● DATA FOR PROCESSING
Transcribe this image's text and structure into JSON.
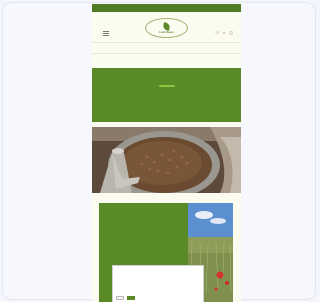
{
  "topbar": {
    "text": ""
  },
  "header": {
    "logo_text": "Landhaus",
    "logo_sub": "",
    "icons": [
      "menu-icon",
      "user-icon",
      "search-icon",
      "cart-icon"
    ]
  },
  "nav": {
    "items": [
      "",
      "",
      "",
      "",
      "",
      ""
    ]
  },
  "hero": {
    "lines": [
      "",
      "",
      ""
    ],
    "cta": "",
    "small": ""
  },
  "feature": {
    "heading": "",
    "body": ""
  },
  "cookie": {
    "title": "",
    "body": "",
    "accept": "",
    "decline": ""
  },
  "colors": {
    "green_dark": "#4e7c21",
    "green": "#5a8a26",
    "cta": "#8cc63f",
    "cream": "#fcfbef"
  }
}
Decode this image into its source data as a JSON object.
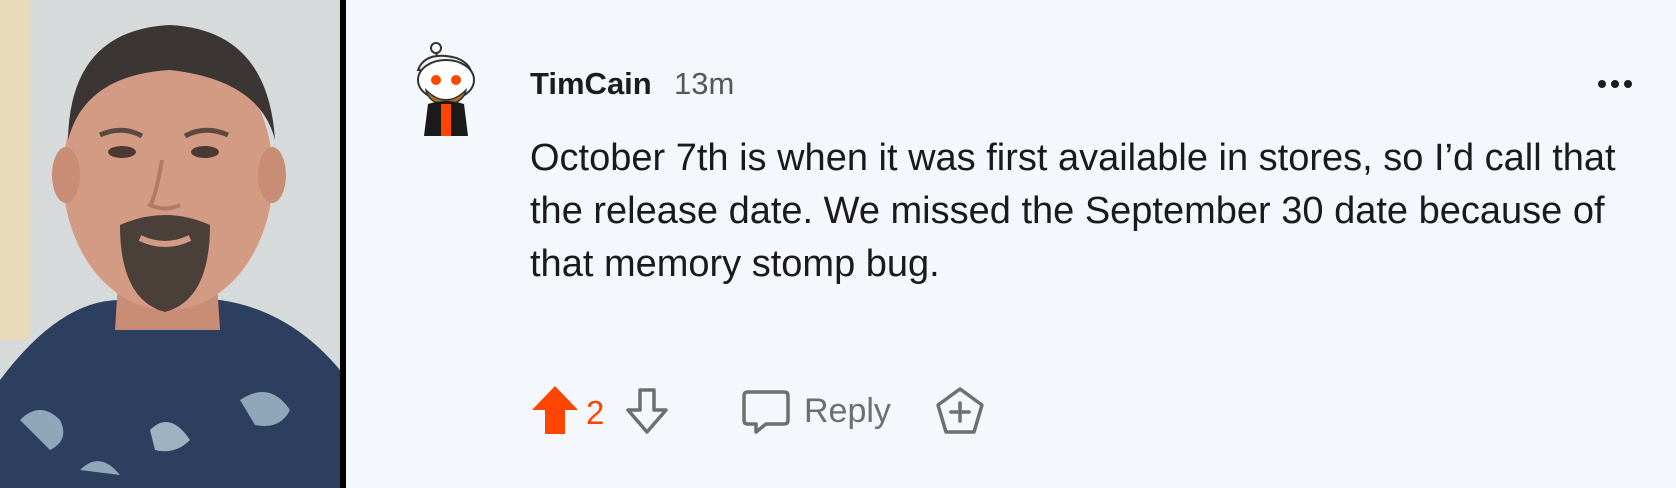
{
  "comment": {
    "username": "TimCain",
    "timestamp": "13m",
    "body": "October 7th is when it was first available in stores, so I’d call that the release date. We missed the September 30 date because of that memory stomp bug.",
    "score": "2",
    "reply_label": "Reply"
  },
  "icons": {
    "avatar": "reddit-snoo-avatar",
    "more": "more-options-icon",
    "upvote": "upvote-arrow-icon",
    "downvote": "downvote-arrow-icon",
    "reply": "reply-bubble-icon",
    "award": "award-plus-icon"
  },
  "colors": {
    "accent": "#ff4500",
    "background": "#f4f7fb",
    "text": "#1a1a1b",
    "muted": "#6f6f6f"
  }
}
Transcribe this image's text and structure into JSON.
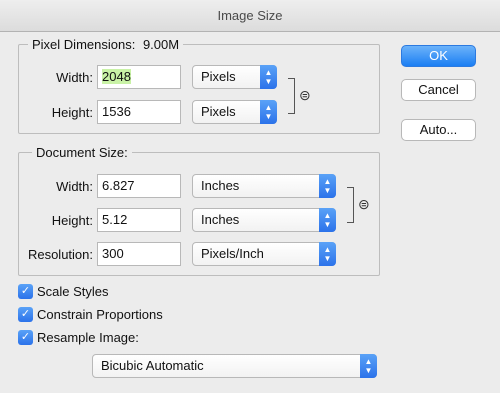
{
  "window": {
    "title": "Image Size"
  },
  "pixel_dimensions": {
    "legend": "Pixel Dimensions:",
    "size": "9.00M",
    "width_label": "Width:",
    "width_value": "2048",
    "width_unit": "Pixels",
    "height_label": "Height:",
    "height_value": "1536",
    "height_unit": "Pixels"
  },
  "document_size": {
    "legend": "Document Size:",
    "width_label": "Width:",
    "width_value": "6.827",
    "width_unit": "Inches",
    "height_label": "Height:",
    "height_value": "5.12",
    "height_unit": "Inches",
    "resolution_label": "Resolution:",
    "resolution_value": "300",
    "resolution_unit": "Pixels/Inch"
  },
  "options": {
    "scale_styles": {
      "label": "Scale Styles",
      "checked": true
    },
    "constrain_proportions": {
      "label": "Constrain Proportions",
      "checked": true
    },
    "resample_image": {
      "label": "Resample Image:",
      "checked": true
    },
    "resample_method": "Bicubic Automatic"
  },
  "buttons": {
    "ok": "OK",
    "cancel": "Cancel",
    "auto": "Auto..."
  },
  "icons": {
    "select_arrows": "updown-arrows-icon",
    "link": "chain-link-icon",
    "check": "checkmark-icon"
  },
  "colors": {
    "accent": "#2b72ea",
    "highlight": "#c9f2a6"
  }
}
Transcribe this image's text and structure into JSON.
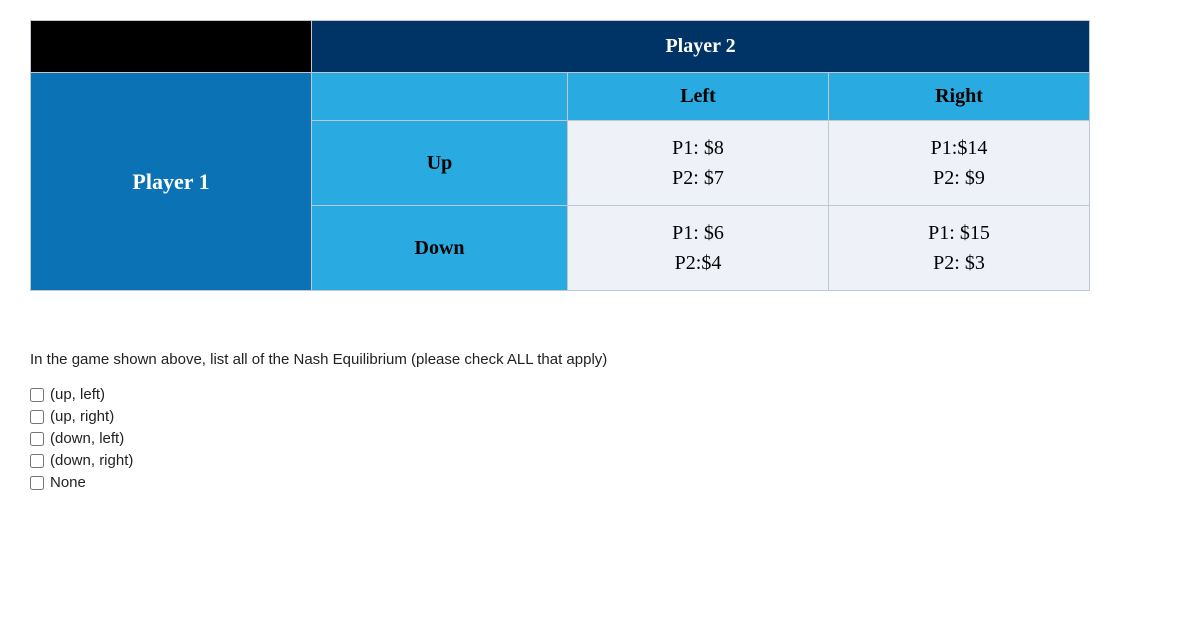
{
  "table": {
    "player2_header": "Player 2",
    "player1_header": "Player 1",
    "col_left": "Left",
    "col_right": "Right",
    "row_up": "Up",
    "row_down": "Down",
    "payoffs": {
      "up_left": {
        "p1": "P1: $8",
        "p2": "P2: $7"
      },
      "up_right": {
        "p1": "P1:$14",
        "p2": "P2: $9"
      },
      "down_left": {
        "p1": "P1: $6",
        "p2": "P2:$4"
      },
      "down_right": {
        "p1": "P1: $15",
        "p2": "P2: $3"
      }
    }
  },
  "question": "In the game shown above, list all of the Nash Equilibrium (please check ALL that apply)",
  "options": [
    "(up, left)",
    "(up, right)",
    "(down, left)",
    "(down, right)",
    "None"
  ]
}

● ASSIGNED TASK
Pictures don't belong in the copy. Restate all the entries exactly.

● TASK RESULT
Transcribe this image's text and structure into JSON.
{
  "topbar": {
    "text": ""
  },
  "header": {
    "logo_text": "Landhaus",
    "logo_sub": "",
    "icons": [
      "menu-icon",
      "user-icon",
      "search-icon",
      "cart-icon"
    ]
  },
  "nav": {
    "items": [
      "",
      "",
      "",
      "",
      "",
      ""
    ]
  },
  "hero": {
    "lines": [
      "",
      "",
      ""
    ],
    "cta": "",
    "small": ""
  },
  "feature": {
    "heading": "",
    "body": ""
  },
  "cookie": {
    "title": "",
    "body": "",
    "accept": "",
    "decline": ""
  },
  "colors": {
    "green_dark": "#4e7c21",
    "green": "#5a8a26",
    "cta": "#8cc63f",
    "cream": "#fcfbef"
  }
}
Decode this image into its source data as a JSON object.
{
  "comment": {
    "username": "TimCain",
    "timestamp": "13m",
    "body": "October 7th is when it was first available in stores, so I’d call that the release date. We missed the September 30 date because of that memory stomp bug.",
    "score": "2",
    "reply_label": "Reply"
  },
  "icons": {
    "avatar": "reddit-snoo-avatar",
    "more": "more-options-icon",
    "upvote": "upvote-arrow-icon",
    "downvote": "downvote-arrow-icon",
    "reply": "reply-bubble-icon",
    "award": "award-plus-icon"
  },
  "colors": {
    "accent": "#ff4500",
    "background": "#f4f7fb",
    "text": "#1a1a1b",
    "muted": "#6f6f6f"
  }
}
Transcribe this image's text and structure into JSON.
{
  "window": {
    "title": "Image Size"
  },
  "pixel_dimensions": {
    "legend": "Pixel Dimensions:",
    "size": "9.00M",
    "width_label": "Width:",
    "width_value": "2048",
    "width_unit": "Pixels",
    "height_label": "Height:",
    "height_value": "1536",
    "height_unit": "Pixels"
  },
  "document_size": {
    "legend": "Document Size:",
    "width_label": "Width:",
    "width_value": "6.827",
    "width_unit": "Inches",
    "height_label": "Height:",
    "height_value": "5.12",
    "height_unit": "Inches",
    "resolution_label": "Resolution:",
    "resolution_value": "300",
    "resolution_unit": "Pixels/Inch"
  },
  "options": {
    "scale_styles": {
      "label": "Scale Styles",
      "checked": true
    },
    "constrain_proportions": {
      "label": "Constrain Proportions",
      "checked": true
    },
    "resample_image": {
      "label": "Resample Image:",
      "checked": true
    },
    "resample_method": "Bicubic Automatic"
  },
  "buttons": {
    "ok": "OK",
    "cancel": "Cancel",
    "auto": "Auto..."
  },
  "icons": {
    "select_arrows": "updown-arrows-icon",
    "link": "chain-link-icon",
    "check": "checkmark-icon"
  },
  "colors": {
    "accent": "#2b72ea",
    "highlight": "#c9f2a6"
  }
}
Transcribe this image's text and structure into JSON.
{
  "table": {
    "player2_header": "Player 2",
    "player1_header": "Player 1",
    "col_left": "Left",
    "col_right": "Right",
    "row_up": "Up",
    "row_down": "Down",
    "payoffs": {
      "up_left": {
        "p1": "P1: $8",
        "p2": "P2: $7"
      },
      "up_right": {
        "p1": "P1:$14",
        "p2": "P2: $9"
      },
      "down_left": {
        "p1": "P1: $6",
        "p2": "P2:$4"
      },
      "down_right": {
        "p1": "P1: $15",
        "p2": "P2: $3"
      }
    }
  },
  "question": "In the game shown above, list all of the Nash Equilibrium (please check ALL that apply)",
  "options": [
    "(up, left)",
    "(up, right)",
    "(down, left)",
    "(down, right)",
    "None"
  ]
}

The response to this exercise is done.